In email correspondence with Gray, I ask if he could explain how researchers take the AAV virus and strip it of its slightly infectious DNA in order to create the gene therapy. I also asked if he could explain it on a 5th grade level.
Gray, also a very busy scientist doing much the same kind of research as Wilson does at UPenn, wrote back: “It would take a bit of time to try to provide background and explain good answers to your questions for a ‘5th grade’ audience. My short answer to your questions about AAV production is ‘magic.’”
I come to realize it’s also proprietary magic, much like drug companies have proprietary formulas for the medications we swallow. Suffice it to say, the AAV capsids, containing the genetic material designed to cure, are created in labs.
For Passage Bio, the company charged with creating the “magic” is a global company called Catalent, which is headquartered in Somerset.

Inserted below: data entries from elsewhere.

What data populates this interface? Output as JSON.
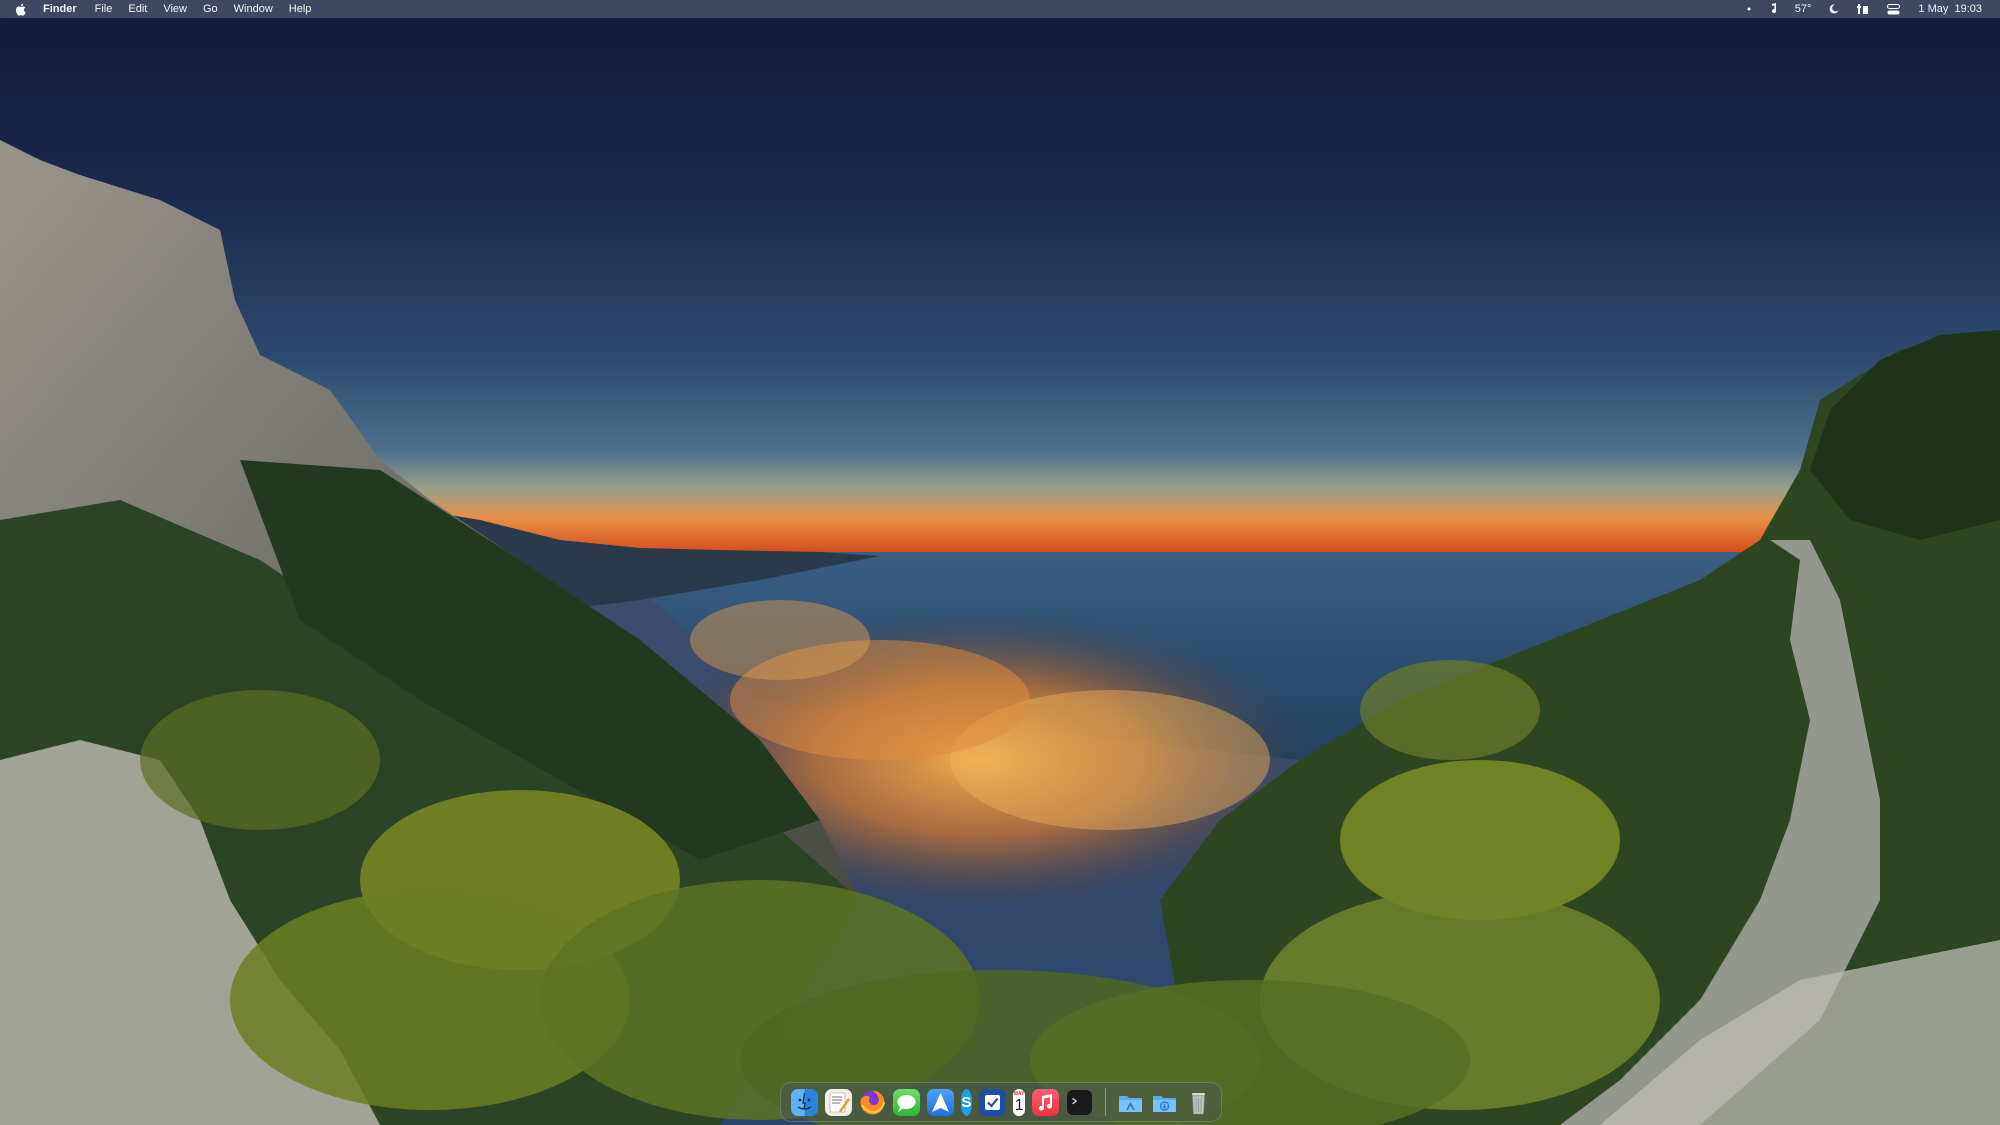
{
  "menubar": {
    "apple_icon": "apple-logo-icon",
    "app_name": "Finder",
    "menus": [
      "File",
      "Edit",
      "View",
      "Go",
      "Window",
      "Help"
    ],
    "status": {
      "dot_icon": "status-dot-icon",
      "music_icon": "music-note-icon",
      "temperature": "57°",
      "moon_icon": "moon-icon",
      "sliders_icon": "sliders-icon",
      "control_center_icon": "control-center-icon",
      "datetime": "1 May  19:03"
    }
  },
  "dock": {
    "apps": [
      {
        "name": "Finder",
        "icon": "finder-icon"
      },
      {
        "name": "TextEdit",
        "icon": "textedit-icon"
      },
      {
        "name": "Firefox",
        "icon": "firefox-icon"
      },
      {
        "name": "Messages",
        "icon": "messages-icon"
      },
      {
        "name": "Navigation",
        "icon": "arrow-icon"
      },
      {
        "name": "Skype",
        "icon": "skype-icon",
        "glyph": "S"
      },
      {
        "name": "Tasks",
        "icon": "checkmark-icon"
      },
      {
        "name": "Calendar",
        "icon": "calendar-icon",
        "month": "MAY",
        "day": "1"
      },
      {
        "name": "Music",
        "icon": "music-icon"
      },
      {
        "name": "Terminal",
        "icon": "terminal-icon"
      }
    ],
    "folders": [
      {
        "name": "Applications",
        "icon": "applications-folder-icon"
      },
      {
        "name": "Downloads",
        "icon": "downloads-folder-icon"
      },
      {
        "name": "Trash",
        "icon": "trash-icon"
      }
    ]
  },
  "colors": {
    "sky_top": "#16213f",
    "sky_horizon": "#d9521e",
    "sea": "#2c4d72",
    "foliage": "#2f4a24",
    "city_lights": "#f2a03c"
  }
}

Currently Passage Bio has two global clinical trials for what Goldsmith calls “catastrophic pediatric diseases,” GM1 gangliosidosis and Krabbe disease. Several participants (infants) have already been enrolled in those trials and additional participants are being sought. A third clinical trial which has opened and needs participants will address frontotemporal dementia in adults.
Passage Bio has other projects in its pipeline. However, before clinical research begins with patients, the company must complete pre-clinical research and an array of paperwork for federal regulatory agencies. Currently, that process is being completed in order to begin a clinical trial for Metachromatic leukodystrophy, or MLD, another rare nervous system disorder. The company expects to submit an investigational new drug application with the FDA by mid-2022.
Passage Bio also intends to expand its workforce at its Hopewell site from 30 employees to 50. “We are in a synergy moment,” Goldsmith said in an interview. He talked about the growing excitement not only in the field of gene therapeutics, but also about the revitalization of the BMS site into what he called an ecosystem, much like the one in Cambridge, Massachusetts where he worked as an interim CEO for Civetta Therapeutics.
And he credits part of this building excitement and synergy to the growing presence of biotech companies in Hopewell and the surrounding area.
“There has never been a time when so many potential therapies are being explored,” Goldsmith said. “I am focused on the objectives that we have which is to treat patients. The rest will fall into place. I think we are in really good shape.”
And that’s just the kind of enthusiasm and vision those in the rare disease community want to hear.
Any readers interested in enrolling in a clinical trial should contact the company’s patient services email at firstname.lastname@example.org.